++++ Stored data ++++

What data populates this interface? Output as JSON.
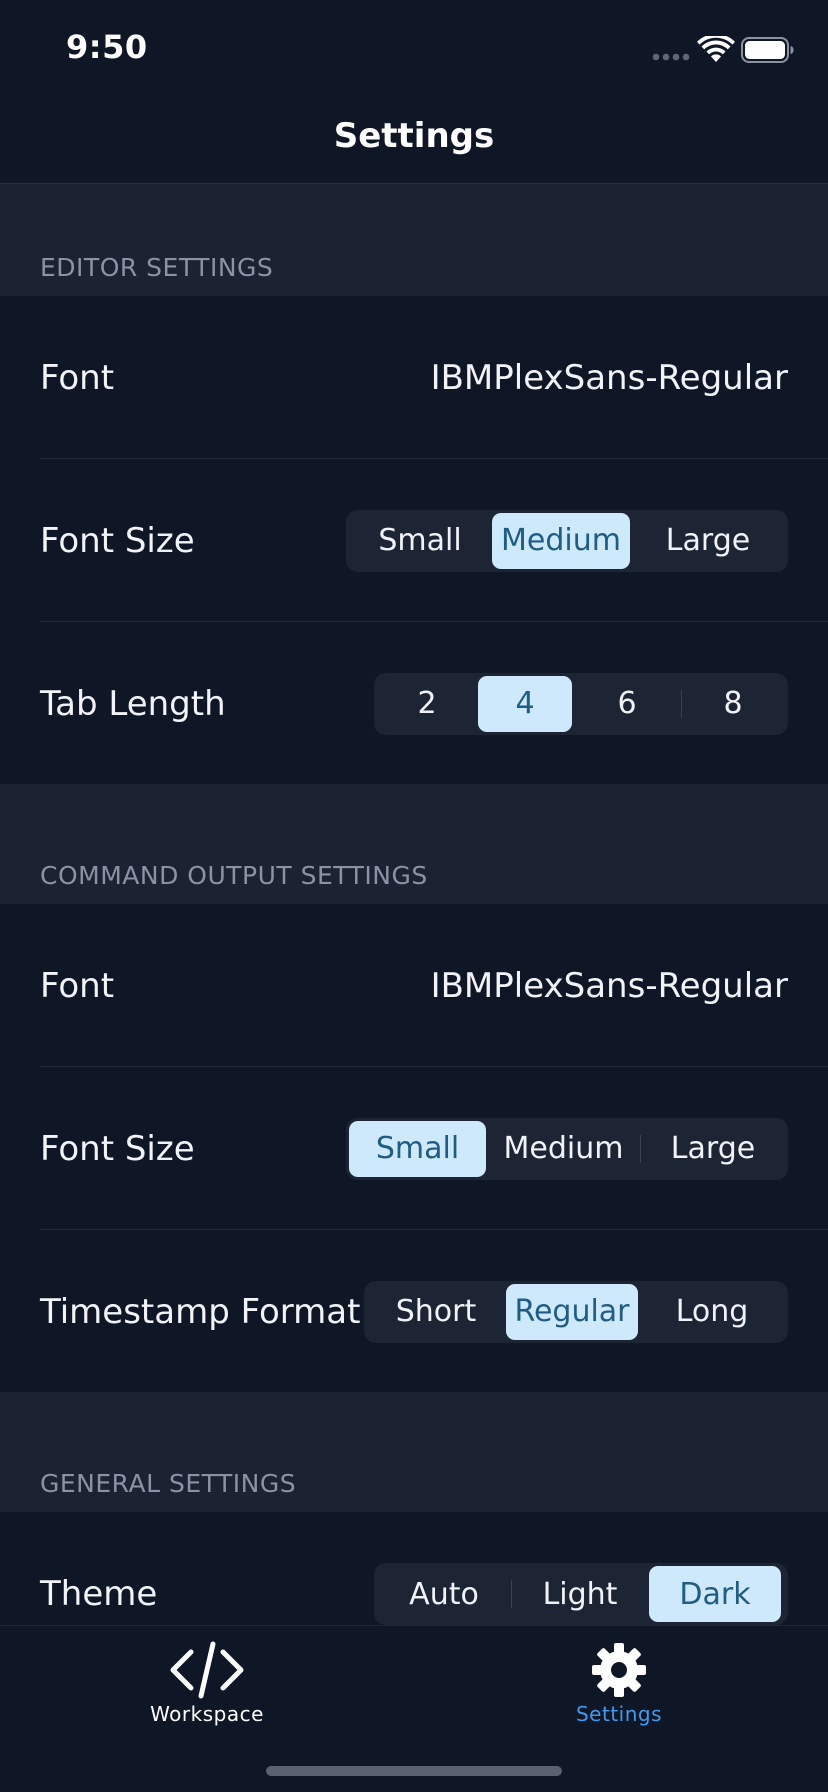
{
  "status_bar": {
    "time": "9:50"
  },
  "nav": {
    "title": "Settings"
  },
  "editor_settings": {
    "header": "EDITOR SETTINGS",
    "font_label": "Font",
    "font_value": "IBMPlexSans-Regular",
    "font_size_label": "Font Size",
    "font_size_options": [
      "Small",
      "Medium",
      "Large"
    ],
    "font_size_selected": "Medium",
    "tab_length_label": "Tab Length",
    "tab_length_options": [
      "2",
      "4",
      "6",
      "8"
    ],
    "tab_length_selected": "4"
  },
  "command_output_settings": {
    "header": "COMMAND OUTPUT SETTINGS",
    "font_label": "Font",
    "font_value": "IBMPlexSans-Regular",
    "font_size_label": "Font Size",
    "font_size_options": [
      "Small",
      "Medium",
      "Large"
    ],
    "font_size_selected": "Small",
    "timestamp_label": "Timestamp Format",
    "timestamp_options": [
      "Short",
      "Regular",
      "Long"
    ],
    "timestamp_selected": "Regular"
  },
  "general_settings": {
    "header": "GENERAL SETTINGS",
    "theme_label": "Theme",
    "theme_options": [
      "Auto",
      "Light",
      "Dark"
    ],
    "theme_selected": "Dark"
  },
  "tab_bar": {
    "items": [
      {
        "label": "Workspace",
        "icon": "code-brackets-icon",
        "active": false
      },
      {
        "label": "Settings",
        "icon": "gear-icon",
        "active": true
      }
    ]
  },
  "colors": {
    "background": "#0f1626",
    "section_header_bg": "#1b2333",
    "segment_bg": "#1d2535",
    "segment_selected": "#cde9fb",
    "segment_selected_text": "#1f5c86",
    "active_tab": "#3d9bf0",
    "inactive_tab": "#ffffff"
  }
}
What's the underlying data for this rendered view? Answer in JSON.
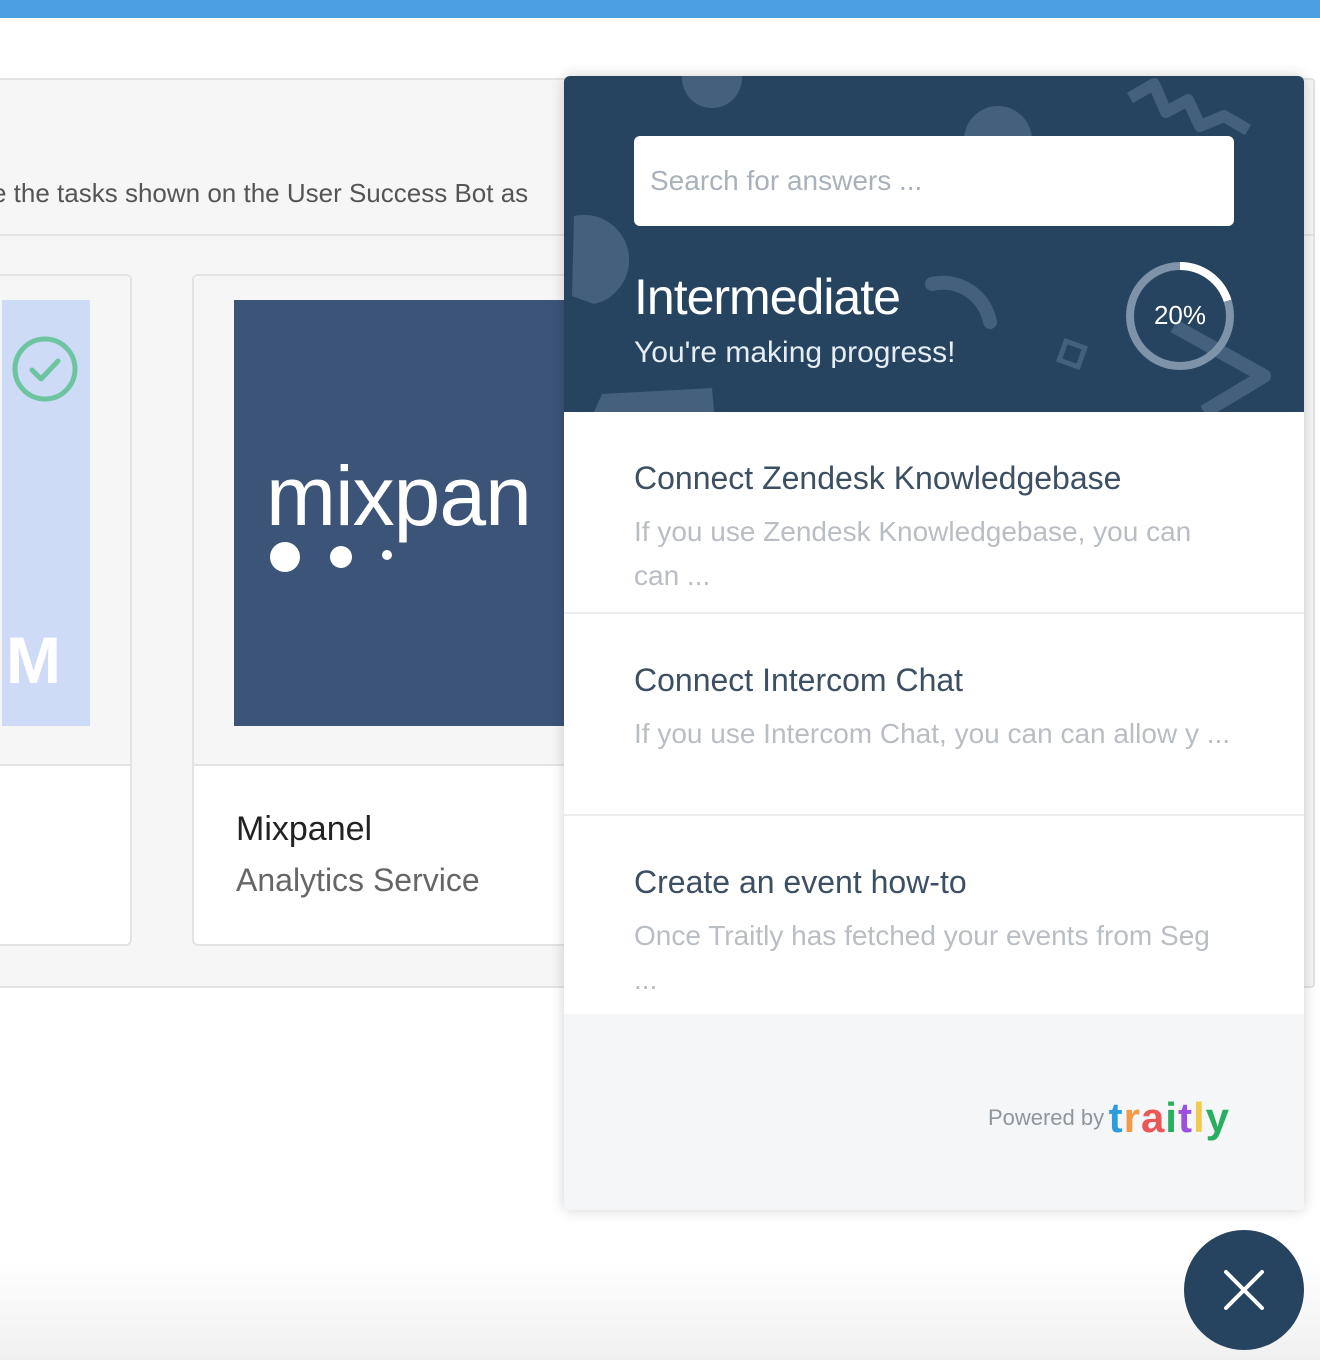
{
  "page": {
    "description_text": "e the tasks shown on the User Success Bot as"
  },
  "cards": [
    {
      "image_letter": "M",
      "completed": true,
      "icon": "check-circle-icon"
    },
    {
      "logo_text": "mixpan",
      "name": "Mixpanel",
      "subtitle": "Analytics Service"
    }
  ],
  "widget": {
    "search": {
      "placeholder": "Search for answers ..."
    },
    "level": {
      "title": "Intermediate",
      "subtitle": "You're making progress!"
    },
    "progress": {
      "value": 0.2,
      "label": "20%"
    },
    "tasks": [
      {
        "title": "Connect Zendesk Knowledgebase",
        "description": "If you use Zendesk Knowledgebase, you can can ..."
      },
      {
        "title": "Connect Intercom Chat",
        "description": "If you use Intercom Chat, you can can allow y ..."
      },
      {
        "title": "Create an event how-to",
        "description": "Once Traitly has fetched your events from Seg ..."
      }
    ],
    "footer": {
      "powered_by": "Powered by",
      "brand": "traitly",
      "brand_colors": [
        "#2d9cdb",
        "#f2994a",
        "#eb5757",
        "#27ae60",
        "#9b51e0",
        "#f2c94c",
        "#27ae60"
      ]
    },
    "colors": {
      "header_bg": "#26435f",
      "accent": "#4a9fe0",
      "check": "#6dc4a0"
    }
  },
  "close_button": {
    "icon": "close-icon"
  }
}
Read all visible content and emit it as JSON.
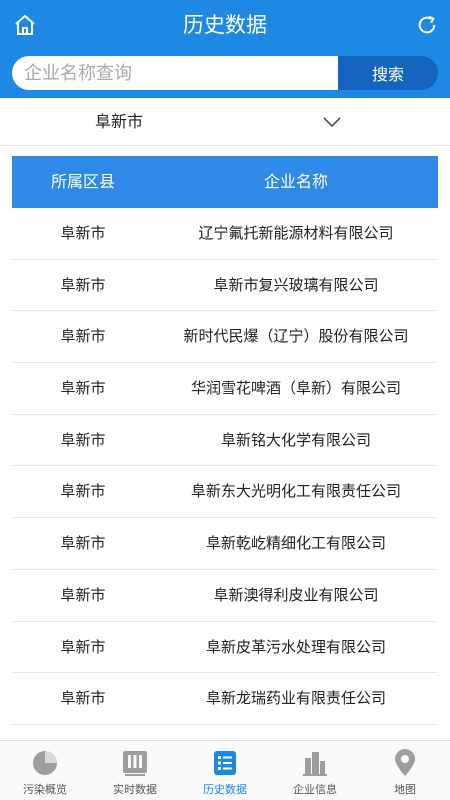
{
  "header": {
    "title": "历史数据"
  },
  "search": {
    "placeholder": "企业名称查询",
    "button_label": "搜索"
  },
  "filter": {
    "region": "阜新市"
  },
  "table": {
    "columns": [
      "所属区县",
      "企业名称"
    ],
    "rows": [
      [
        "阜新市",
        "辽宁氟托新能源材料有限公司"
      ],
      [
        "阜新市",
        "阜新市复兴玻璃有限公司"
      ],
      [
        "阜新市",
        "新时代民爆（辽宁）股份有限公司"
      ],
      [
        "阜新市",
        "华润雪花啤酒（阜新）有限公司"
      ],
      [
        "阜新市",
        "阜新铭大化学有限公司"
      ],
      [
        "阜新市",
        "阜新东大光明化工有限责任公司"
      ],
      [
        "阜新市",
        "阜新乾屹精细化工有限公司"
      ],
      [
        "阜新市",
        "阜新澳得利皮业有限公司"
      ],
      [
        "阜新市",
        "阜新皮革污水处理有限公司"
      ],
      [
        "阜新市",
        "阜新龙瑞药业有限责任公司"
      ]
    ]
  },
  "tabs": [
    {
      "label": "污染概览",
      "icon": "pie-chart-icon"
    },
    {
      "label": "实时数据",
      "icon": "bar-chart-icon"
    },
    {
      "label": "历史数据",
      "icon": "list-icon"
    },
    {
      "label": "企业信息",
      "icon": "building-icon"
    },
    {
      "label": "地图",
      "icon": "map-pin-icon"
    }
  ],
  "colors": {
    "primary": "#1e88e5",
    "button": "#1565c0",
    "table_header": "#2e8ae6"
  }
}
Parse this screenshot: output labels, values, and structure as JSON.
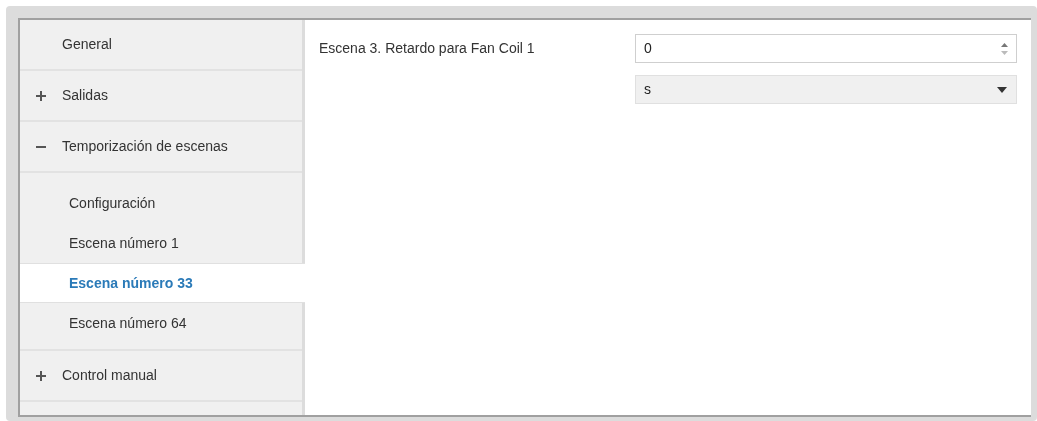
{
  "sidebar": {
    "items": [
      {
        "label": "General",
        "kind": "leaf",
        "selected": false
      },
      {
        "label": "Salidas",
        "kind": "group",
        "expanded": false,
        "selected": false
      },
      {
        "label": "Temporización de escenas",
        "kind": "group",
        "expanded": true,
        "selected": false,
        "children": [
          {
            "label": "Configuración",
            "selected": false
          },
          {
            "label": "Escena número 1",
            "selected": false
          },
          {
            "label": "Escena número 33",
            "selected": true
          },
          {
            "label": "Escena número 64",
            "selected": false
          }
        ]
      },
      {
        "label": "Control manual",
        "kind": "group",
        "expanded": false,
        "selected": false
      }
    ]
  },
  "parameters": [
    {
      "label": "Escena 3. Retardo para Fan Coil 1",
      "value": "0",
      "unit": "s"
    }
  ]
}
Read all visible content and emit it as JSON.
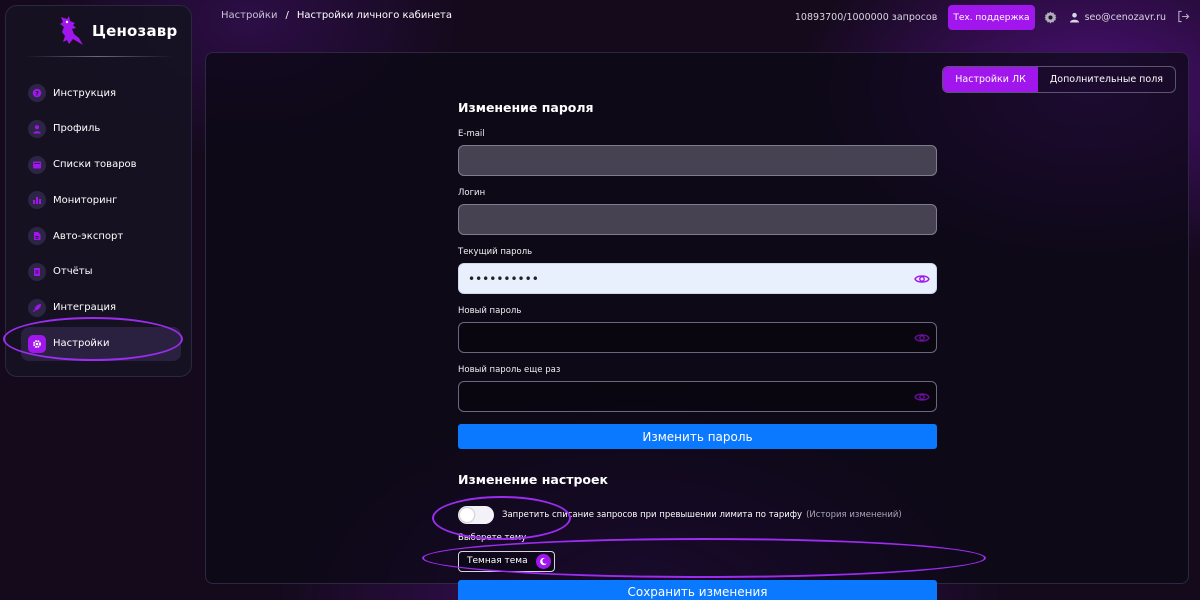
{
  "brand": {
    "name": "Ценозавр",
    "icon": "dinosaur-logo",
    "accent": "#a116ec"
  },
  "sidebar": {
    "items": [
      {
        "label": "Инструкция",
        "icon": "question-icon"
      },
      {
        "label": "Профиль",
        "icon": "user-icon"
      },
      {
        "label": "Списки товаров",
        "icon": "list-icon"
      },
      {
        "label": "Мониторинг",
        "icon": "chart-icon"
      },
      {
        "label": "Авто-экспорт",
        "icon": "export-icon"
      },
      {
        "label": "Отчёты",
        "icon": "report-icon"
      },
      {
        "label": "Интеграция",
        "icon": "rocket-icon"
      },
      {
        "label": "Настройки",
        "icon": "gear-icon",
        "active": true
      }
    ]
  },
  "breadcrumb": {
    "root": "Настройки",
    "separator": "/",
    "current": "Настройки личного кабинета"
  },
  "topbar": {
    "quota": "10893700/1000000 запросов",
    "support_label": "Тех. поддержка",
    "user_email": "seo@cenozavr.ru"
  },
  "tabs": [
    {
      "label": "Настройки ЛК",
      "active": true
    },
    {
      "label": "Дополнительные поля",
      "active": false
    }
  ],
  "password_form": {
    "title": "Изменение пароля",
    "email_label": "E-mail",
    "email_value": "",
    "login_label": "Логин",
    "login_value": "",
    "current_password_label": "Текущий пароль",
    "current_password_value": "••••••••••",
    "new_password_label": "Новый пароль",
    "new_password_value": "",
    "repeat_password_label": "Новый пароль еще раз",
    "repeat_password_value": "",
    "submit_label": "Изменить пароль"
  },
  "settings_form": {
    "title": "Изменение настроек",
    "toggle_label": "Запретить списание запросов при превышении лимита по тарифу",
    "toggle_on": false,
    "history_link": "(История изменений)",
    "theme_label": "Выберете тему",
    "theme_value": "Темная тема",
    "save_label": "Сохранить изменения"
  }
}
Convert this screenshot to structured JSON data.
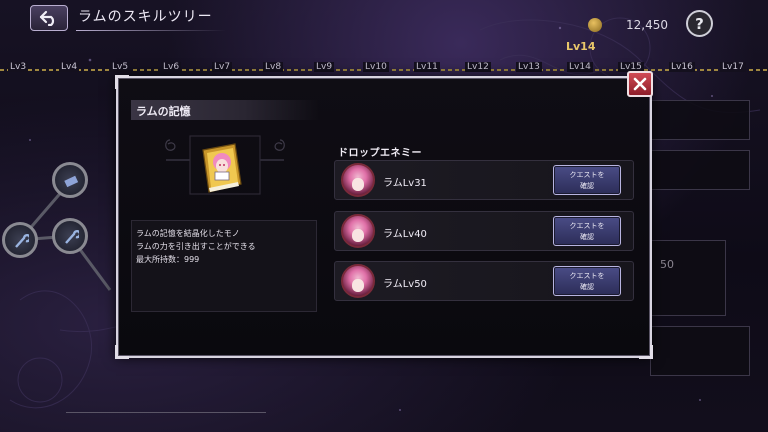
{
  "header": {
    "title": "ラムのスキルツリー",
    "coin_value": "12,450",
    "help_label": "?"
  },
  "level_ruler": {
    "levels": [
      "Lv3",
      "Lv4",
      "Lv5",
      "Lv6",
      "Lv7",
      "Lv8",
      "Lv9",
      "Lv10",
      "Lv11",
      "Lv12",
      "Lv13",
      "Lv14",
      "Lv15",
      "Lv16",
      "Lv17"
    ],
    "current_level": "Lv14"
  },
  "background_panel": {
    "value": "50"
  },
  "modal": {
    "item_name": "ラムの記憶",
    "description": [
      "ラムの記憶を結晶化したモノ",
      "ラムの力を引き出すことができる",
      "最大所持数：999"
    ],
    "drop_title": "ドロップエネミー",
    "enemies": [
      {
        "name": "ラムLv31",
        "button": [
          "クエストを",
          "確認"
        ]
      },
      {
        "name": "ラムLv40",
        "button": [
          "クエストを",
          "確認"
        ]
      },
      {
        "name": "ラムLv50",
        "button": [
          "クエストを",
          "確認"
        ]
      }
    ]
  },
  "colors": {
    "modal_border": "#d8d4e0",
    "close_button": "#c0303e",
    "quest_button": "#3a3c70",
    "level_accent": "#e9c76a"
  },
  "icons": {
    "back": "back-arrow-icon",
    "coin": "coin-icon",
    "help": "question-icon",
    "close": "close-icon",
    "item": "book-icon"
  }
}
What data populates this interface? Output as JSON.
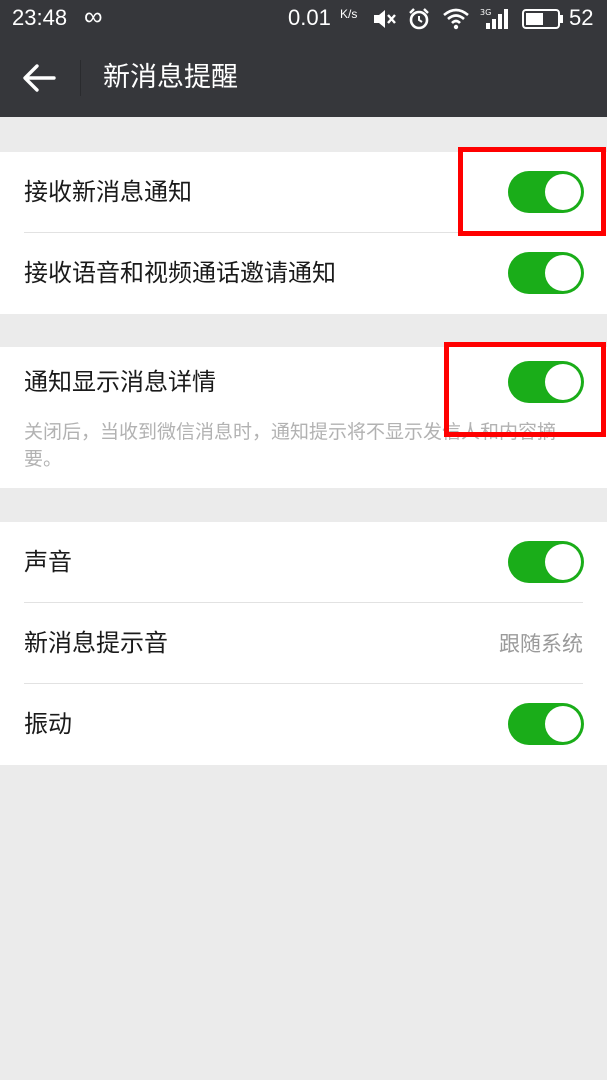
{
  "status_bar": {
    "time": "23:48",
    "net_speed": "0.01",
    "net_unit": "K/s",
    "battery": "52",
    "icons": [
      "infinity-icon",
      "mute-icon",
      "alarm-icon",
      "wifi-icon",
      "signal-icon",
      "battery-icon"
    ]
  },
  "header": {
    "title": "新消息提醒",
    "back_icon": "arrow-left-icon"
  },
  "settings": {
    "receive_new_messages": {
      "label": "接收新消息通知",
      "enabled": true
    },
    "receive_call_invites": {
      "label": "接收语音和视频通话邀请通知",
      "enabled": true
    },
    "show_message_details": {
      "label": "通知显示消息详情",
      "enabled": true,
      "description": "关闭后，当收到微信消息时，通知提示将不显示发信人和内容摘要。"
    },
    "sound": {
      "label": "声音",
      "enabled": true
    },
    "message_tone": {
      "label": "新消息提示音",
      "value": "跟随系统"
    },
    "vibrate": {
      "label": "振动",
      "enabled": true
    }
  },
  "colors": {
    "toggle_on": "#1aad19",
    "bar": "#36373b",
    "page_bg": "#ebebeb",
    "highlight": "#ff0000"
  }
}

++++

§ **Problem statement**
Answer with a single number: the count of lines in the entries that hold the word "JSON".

§ **Solution below**
7